1. Don't imagine that a "high-speed" Internet connection is all you need to run a Web-based EMR. It's important to find out if you'll actually have the bandwidth required to send, receive, and exchange data efficiently. Consult the EMR vendor about its requirements, and talk to your Internet service provider about its available bandwidth options.
How much bandwidth you need will depend on the number of users and the volume of data flowing between your practice and the hosted Web- based EMR. If the data increases, you may need additional bandwidth, and you'll need to be prepared. Carefully review the EMR vendor's recommendations before you sign up for a bandwidth plan.

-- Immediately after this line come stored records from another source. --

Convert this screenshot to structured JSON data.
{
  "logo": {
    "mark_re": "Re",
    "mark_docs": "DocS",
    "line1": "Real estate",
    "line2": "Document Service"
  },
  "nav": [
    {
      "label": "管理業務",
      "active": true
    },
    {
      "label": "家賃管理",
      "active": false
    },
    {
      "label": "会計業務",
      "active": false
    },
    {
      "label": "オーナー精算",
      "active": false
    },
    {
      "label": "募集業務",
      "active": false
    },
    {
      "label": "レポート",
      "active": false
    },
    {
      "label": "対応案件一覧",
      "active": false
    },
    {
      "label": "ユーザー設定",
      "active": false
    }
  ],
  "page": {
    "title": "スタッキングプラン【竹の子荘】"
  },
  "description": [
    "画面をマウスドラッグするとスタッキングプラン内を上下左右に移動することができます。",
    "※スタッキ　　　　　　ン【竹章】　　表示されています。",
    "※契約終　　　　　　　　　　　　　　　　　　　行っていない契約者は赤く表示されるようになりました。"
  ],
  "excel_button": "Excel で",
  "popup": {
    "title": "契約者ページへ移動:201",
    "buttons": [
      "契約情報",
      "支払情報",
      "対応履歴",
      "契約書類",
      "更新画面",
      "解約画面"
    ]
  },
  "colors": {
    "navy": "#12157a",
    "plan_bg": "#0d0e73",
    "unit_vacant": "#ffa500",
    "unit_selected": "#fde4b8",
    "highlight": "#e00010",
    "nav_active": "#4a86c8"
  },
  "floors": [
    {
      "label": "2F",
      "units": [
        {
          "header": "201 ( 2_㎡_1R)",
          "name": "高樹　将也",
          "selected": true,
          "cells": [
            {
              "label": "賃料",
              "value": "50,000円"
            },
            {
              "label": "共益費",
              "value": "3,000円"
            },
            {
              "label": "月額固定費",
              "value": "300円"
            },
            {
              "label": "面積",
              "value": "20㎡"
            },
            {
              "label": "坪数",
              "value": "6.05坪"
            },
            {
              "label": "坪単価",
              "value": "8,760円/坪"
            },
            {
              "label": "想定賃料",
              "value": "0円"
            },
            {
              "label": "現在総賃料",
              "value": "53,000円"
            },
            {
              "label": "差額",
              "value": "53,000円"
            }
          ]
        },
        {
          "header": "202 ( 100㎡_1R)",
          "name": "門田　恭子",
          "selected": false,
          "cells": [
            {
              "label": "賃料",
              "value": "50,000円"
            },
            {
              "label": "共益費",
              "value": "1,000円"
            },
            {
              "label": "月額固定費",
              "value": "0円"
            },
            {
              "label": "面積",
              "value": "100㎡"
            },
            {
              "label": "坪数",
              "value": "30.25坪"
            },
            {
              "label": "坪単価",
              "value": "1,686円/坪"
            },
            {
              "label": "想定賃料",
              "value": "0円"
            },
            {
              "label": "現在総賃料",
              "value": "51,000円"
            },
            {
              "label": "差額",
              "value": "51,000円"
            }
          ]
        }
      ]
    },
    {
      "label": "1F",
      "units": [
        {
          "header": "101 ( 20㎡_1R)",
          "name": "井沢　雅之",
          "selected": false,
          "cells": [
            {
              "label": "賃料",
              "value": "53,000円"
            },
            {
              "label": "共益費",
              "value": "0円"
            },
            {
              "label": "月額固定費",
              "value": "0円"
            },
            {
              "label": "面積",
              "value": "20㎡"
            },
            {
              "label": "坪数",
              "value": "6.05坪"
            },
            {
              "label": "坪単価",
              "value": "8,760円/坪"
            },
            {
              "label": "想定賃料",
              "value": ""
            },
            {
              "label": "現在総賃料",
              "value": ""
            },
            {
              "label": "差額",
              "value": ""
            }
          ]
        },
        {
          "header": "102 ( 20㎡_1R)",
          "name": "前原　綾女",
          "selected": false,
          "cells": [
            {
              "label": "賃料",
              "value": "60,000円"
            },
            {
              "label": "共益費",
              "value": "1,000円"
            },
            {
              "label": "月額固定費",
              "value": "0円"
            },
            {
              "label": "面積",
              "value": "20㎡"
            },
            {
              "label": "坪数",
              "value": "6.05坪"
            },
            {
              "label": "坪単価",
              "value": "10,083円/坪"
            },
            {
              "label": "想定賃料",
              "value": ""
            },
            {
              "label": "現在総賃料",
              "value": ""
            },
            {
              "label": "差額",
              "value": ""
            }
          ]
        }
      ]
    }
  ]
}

2. How reliable is your Internet connection? This is critical - and also, your upload and download speeds may vary depending on the time of day and how much bandwidth is being used by nearby businesses. You'll want to plan for extra bandwidth to avoid slow-downs in charting your patient encounters.

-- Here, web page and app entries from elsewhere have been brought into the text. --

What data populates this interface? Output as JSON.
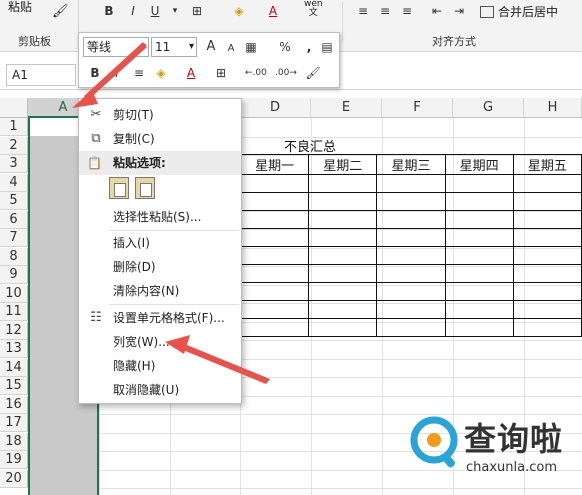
{
  "ribbon": {
    "paste_label": "粘贴",
    "clipboard_group": "剪贴板",
    "bold": "B",
    "italic": "I",
    "underline": "U",
    "wen_label": "wén\n文",
    "merge_label": "合并后居中",
    "alignment_group": "对齐方式"
  },
  "namebox": {
    "value": "A1"
  },
  "mini_toolbar": {
    "font": "等线",
    "size": "11",
    "grow": "A",
    "shrink": "A",
    "percent": "%",
    "comma": ",",
    "bold": "B",
    "italic": "I",
    "dec_inc": "←.00",
    "dec_dec": ".00→"
  },
  "columns": [
    "A",
    "B",
    "C",
    "D",
    "E",
    "F",
    "G",
    "H"
  ],
  "rows": [
    "1",
    "2",
    "3",
    "4",
    "5",
    "6",
    "7",
    "8",
    "9",
    "10",
    "11",
    "12",
    "13",
    "14",
    "15",
    "16",
    "17",
    "18",
    "19",
    "20"
  ],
  "sheet": {
    "title": "不良汇总",
    "table_headers": [
      "星期一",
      "星期二",
      "星期三",
      "星期四",
      "星期五"
    ]
  },
  "context_menu": {
    "cut": "剪切(T)",
    "copy": "复制(C)",
    "paste_options": "粘贴选项:",
    "paste_special": "选择性粘贴(S)...",
    "insert": "插入(I)",
    "delete": "删除(D)",
    "clear": "清除内容(N)",
    "format_cells": "设置单元格格式(F)...",
    "column_width": "列宽(W)...",
    "hide": "隐藏(H)",
    "unhide": "取消隐藏(U)"
  },
  "watermark": {
    "brand": "查询啦",
    "domain": "chaxunla.com"
  },
  "colors": {
    "accent": "#217346",
    "arrow": "#e8524a",
    "selected_col": "#c9c9c9"
  }
}
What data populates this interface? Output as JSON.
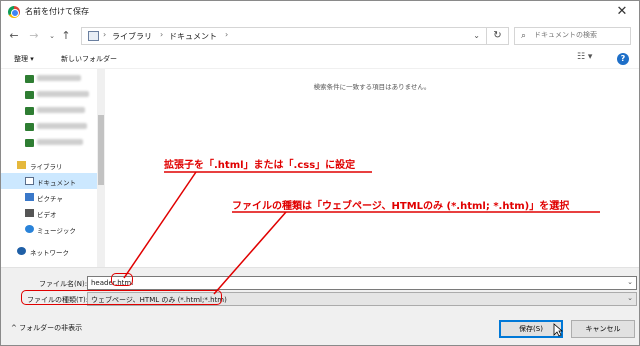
{
  "window": {
    "title": "名前を付けて保存",
    "close_glyph": "✕"
  },
  "nav": {
    "back_glyph": "←",
    "forward_glyph": "→",
    "recent_glyph": "⌄",
    "up_glyph": "↑",
    "breadcrumbs": [
      "ライブラリ",
      "ドキュメント"
    ],
    "breadcrumb_sep": "›",
    "refresh_glyph": "↻",
    "search_placeholder": "ドキュメントの検索"
  },
  "toolbar": {
    "organize_label": "整理 ▾",
    "new_folder_label": "新しいフォルダー",
    "view_glyph": "☷ ▾",
    "help_glyph": "?"
  },
  "sidebar": {
    "items": [
      {
        "label": "",
        "icon": "drive-icon",
        "blurred": true
      },
      {
        "label": "",
        "icon": "drive-icon",
        "blurred": true
      },
      {
        "label": "",
        "icon": "drive-icon",
        "blurred": true
      },
      {
        "label": "",
        "icon": "drive-icon",
        "blurred": true
      },
      {
        "label": "",
        "icon": "drive-icon",
        "blurred": true
      },
      {
        "label": "ライブラリ",
        "icon": "library-icon"
      },
      {
        "label": "ドキュメント",
        "icon": "documents-icon",
        "selected": true
      },
      {
        "label": "ピクチャ",
        "icon": "pictures-icon"
      },
      {
        "label": "ビデオ",
        "icon": "videos-icon"
      },
      {
        "label": "ミュージック",
        "icon": "music-icon"
      },
      {
        "label": "ネットワーク",
        "icon": "network-icon"
      }
    ]
  },
  "content": {
    "empty_message": "検索条件に一致する項目はありません。"
  },
  "fields": {
    "filename_label": "ファイル名(N):",
    "filename_value": "header.html",
    "filetype_label": "ファイルの種類(T):",
    "filetype_value": "ウェブページ、HTML のみ (*.html;*.htm)",
    "dropdown_glyph": "⌄"
  },
  "footer": {
    "hide_folders_label": "^  フォルダーの非表示",
    "save_label": "保存(S)",
    "cancel_label": "キャンセル"
  },
  "annotations": {
    "extension_note": "拡張子を「.html」または「.css」に設定",
    "filetype_note": "ファイルの種類は「ウェブページ、HTMLのみ (*.html; *.htm)」を選択",
    "color": "#e00000"
  }
}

If you share an Internet pipe with other businesses in the same complex, your data transfer speeds may fluctuate dramatically, depending on how the others businesses are using the connection. We recommend asking your Internet service provider for documented evidence of the uptime you can expect. Depending on the answers, you may want to consider getting a dedicated pipe for your clinic. Work with the EMR provider to develop a backup system for charting on paper if the system goes down, and develop your office processes accordingly
3. What if your EMR vendor folds its tent? Will you be able to retrieve your data from the vendor's servers? Will the data be in a format that you can use/convert/transfer?

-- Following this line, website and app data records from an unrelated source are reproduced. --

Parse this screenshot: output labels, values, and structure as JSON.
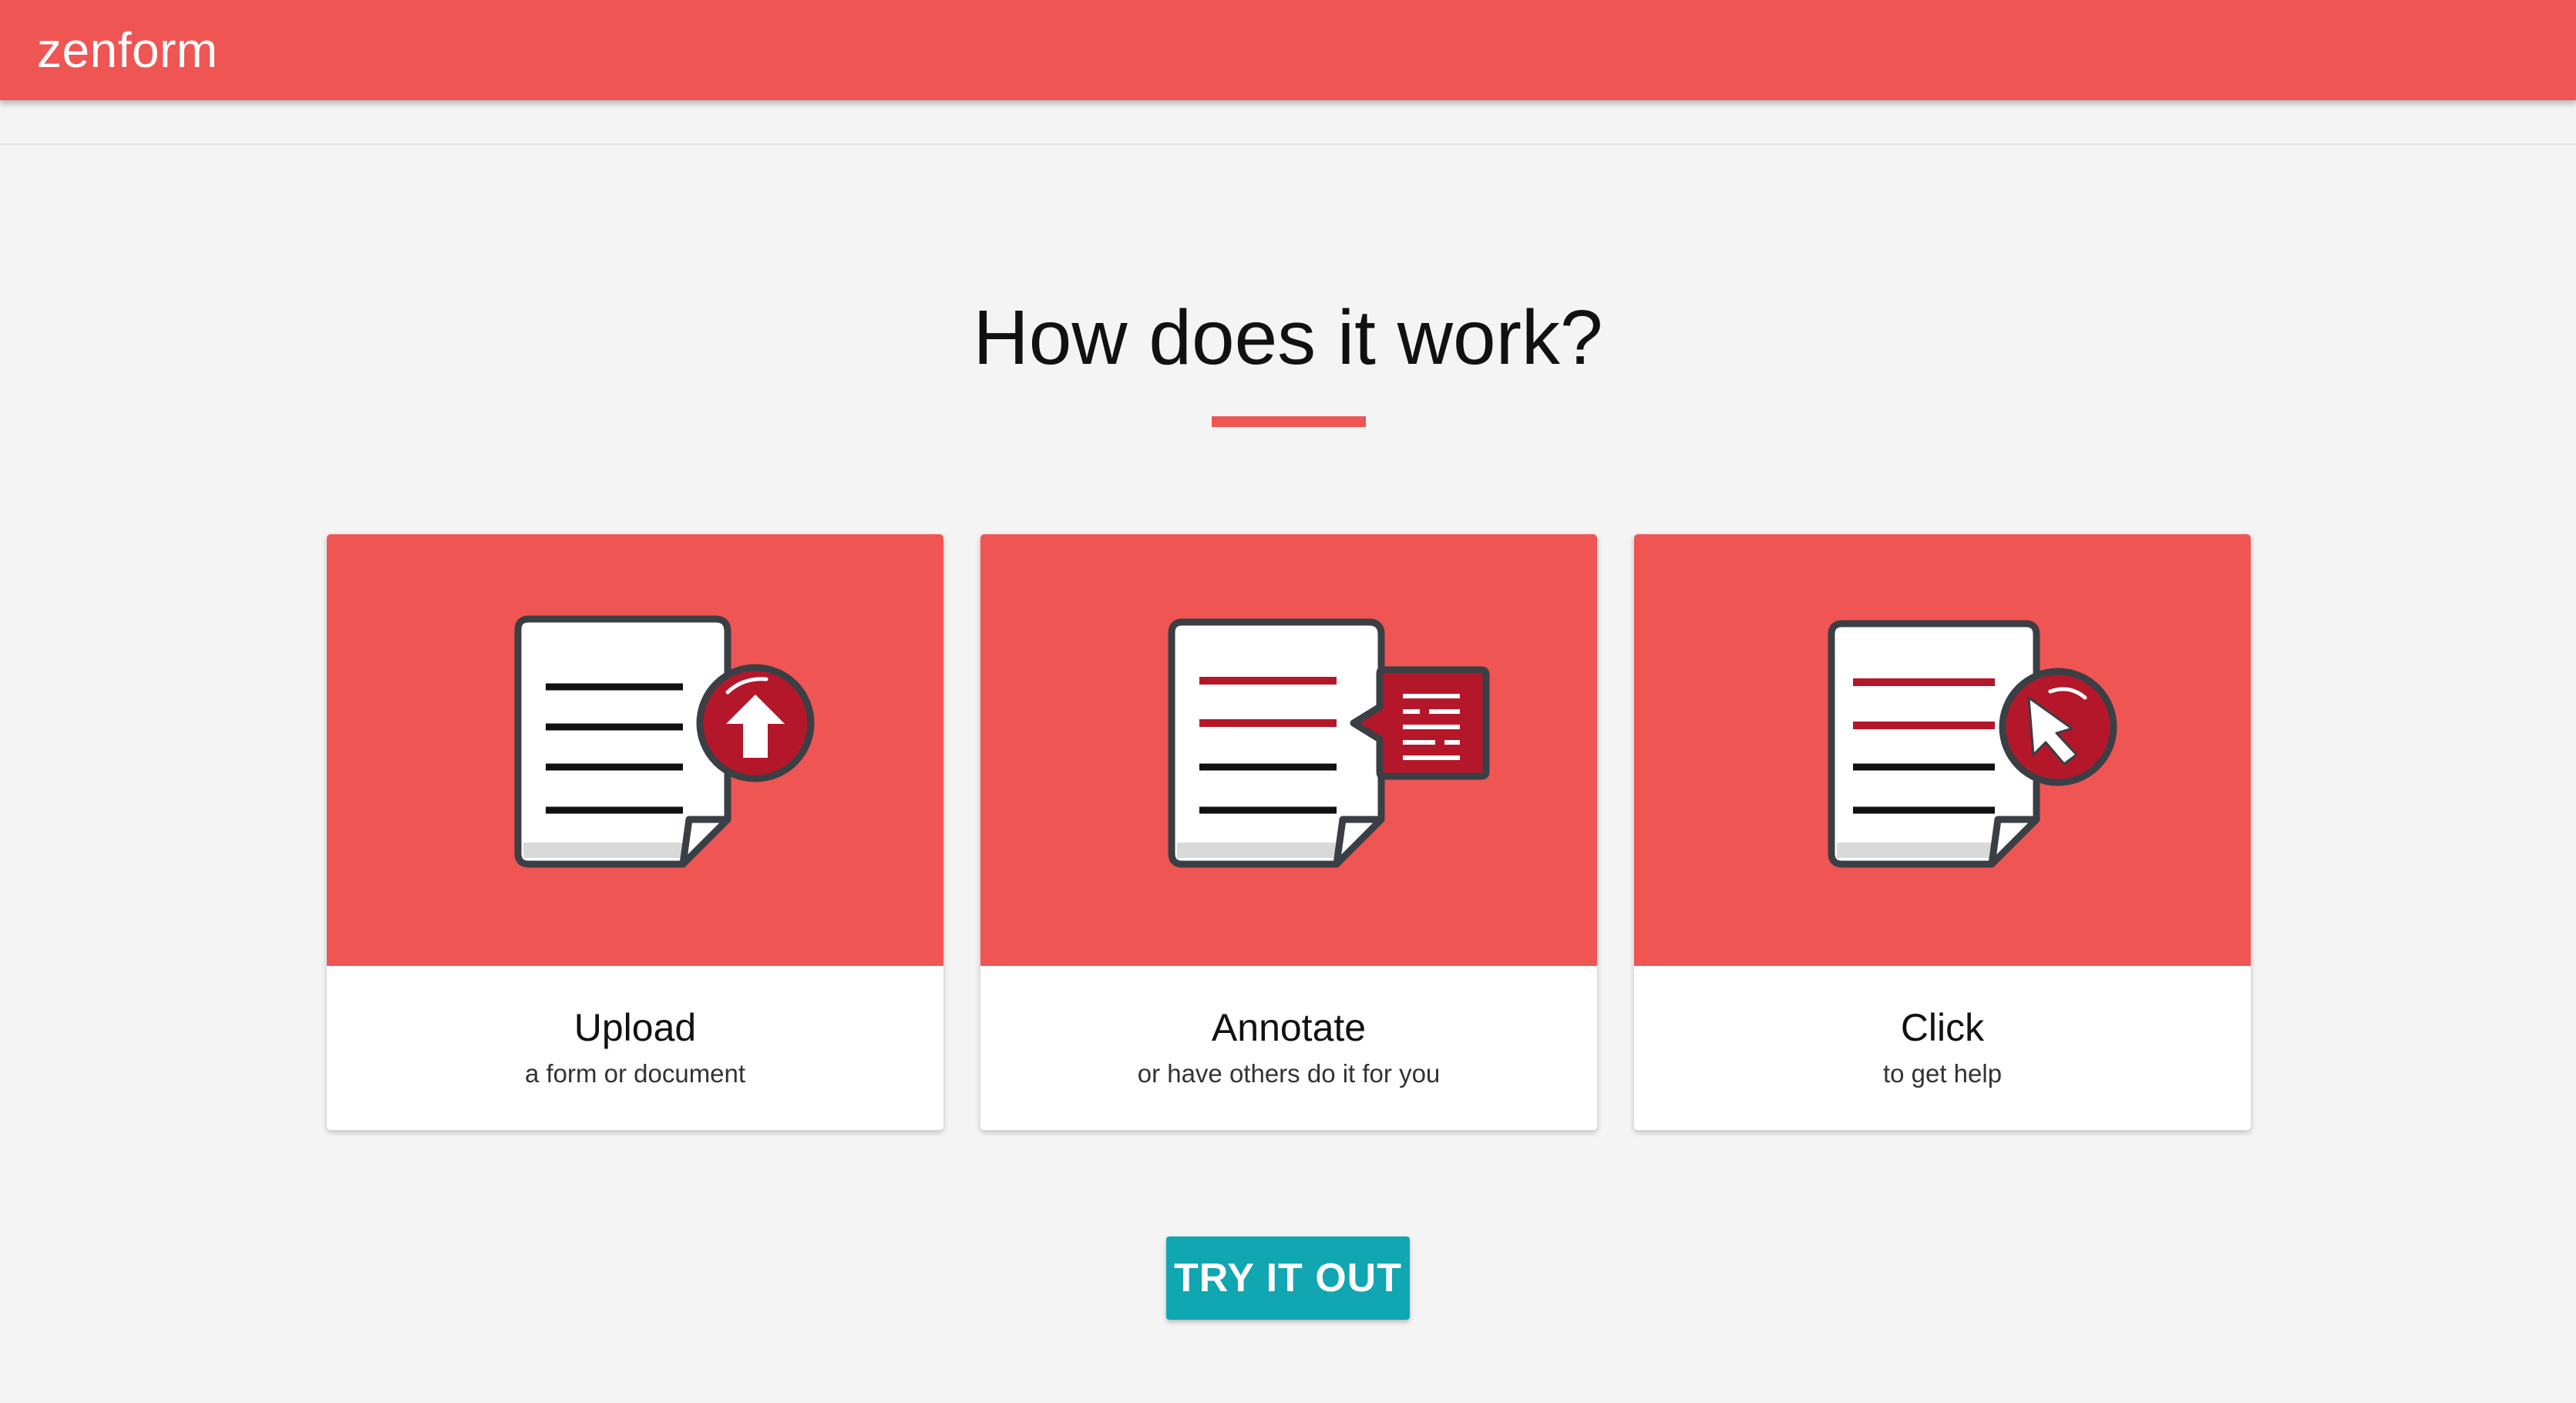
{
  "app": {
    "brand": "zenform"
  },
  "main": {
    "heading": "How does it work?",
    "steps": [
      {
        "title": "Upload",
        "subtitle": "a form or document",
        "icon": "document-upload-icon"
      },
      {
        "title": "Annotate",
        "subtitle": "or have others do it for you",
        "icon": "document-annotate-icon"
      },
      {
        "title": "Click",
        "subtitle": "to get help",
        "icon": "document-click-icon"
      }
    ],
    "cta_label": "TRY IT OUT"
  },
  "colors": {
    "brand_red": "#ef5553",
    "accent_dark_red": "#b5172a",
    "cta_teal": "#10a6b2",
    "background": "#f4f4f4"
  }
}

After deciding on a web-based EMR vendor, treat the vendor as your partner. You should be able to discuss every possible scenario with the vendor's sales reps. Better yet, work with an experienced EMR consulting company who'll help you communicate with the EMR vendor. Consider asking the vendor to provide data-backup files on a regular schedule.
4. Unlike a client/server environment, where you have local control over the server and EMR software, a web-based EMR makes you dependent on the vendor's customer support. Will your vendor reliably and promptly support you and your staff by phone, IM, email, or chat? Will the vendor be available to quickly help you solve urgent or critical issues? Talk to the vendor about its support structure, especially outside normal working hours.
5. What will happen if you someday decide to move from a web-based to a server-based EMR? Does your vendor offer that flexibility? If so, how seamless will the migration be? How much will it cost? Even if you don't believe it will ever happen, it's in your best interest to discuss it with the vendor today, and get an in-depth understanding of the process.
We've seen many successful web-based Electronic Medical Records systems. They do work well for most physicians. By understanding the handful of caveats we've outlined above, and preparing accordingly, you'll stand a better chance of implementing a successful web-based EMR system for your practice.